● **PROBLEM REQUIREMENTS**:
Return every line of the records that includes the string "this".

● **LISTED ENTRIES**:
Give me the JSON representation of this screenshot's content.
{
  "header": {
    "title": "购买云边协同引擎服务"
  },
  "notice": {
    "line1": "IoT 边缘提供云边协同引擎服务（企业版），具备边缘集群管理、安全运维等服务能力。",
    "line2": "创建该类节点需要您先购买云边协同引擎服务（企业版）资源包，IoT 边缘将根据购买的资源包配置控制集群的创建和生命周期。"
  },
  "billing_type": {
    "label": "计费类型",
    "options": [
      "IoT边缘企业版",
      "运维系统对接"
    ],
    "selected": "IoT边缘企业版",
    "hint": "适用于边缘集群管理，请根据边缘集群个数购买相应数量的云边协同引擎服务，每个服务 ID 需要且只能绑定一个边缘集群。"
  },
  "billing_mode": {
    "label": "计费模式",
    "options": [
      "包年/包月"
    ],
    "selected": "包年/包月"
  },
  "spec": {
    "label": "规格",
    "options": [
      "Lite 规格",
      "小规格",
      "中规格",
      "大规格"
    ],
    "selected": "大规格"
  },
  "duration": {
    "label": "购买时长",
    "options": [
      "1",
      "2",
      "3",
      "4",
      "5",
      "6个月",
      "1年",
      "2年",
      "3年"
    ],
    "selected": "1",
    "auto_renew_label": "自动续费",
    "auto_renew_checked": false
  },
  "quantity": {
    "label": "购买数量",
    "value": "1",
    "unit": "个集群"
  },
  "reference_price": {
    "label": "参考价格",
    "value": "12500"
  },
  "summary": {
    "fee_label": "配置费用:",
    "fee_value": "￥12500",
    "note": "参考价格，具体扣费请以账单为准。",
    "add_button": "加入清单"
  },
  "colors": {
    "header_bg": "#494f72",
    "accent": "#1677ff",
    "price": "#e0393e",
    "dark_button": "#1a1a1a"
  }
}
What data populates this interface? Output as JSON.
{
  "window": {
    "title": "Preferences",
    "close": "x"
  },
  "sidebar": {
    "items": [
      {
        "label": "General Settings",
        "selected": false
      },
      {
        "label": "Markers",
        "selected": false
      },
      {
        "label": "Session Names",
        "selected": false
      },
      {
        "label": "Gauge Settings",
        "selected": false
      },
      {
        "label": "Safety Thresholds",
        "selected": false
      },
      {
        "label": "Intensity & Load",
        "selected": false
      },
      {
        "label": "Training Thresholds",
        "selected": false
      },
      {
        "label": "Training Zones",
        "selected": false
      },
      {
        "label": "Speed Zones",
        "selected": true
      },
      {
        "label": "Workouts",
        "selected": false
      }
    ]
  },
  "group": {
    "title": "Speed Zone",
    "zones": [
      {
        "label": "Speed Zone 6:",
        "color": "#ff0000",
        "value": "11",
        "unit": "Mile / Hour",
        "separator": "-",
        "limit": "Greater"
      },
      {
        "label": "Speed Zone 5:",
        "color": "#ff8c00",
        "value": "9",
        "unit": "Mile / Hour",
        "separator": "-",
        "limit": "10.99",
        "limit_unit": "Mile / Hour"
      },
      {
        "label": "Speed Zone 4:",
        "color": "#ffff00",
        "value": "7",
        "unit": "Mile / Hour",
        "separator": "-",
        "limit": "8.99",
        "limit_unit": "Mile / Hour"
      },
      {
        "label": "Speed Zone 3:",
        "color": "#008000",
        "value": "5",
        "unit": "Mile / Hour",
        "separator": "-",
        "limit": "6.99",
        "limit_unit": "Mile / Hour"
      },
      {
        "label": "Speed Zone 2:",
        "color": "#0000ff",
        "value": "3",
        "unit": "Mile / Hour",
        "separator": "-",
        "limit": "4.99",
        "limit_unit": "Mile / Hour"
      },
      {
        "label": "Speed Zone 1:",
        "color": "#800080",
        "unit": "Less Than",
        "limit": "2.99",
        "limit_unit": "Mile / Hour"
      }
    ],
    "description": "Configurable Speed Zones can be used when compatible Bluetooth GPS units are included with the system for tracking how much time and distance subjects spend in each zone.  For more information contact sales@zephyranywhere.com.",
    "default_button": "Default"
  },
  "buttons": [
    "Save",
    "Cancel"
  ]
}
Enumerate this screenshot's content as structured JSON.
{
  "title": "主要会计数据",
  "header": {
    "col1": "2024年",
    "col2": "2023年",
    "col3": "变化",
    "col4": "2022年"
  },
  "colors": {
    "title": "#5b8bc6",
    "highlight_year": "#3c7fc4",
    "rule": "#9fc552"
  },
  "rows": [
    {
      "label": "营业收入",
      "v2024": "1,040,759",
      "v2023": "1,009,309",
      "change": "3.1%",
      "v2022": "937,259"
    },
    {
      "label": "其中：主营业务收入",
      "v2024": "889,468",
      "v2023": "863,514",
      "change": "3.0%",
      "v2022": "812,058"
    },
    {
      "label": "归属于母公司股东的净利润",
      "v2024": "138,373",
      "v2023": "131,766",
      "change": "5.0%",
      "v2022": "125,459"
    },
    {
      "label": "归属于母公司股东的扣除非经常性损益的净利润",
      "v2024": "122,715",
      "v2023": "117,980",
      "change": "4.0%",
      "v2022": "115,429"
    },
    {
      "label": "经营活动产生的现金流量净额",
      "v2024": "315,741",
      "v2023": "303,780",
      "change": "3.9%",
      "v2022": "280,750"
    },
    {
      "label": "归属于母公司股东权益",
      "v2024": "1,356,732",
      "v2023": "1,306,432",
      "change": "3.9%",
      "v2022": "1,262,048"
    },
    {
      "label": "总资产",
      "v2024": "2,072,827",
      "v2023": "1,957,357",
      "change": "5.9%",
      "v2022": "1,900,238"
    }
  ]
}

● **EXERCISE RESULT**:
Give me the JSON representation of this screenshot's content.
What data populates this interface? Output as JSON.
Enumerate this screenshot's content as structured JSON.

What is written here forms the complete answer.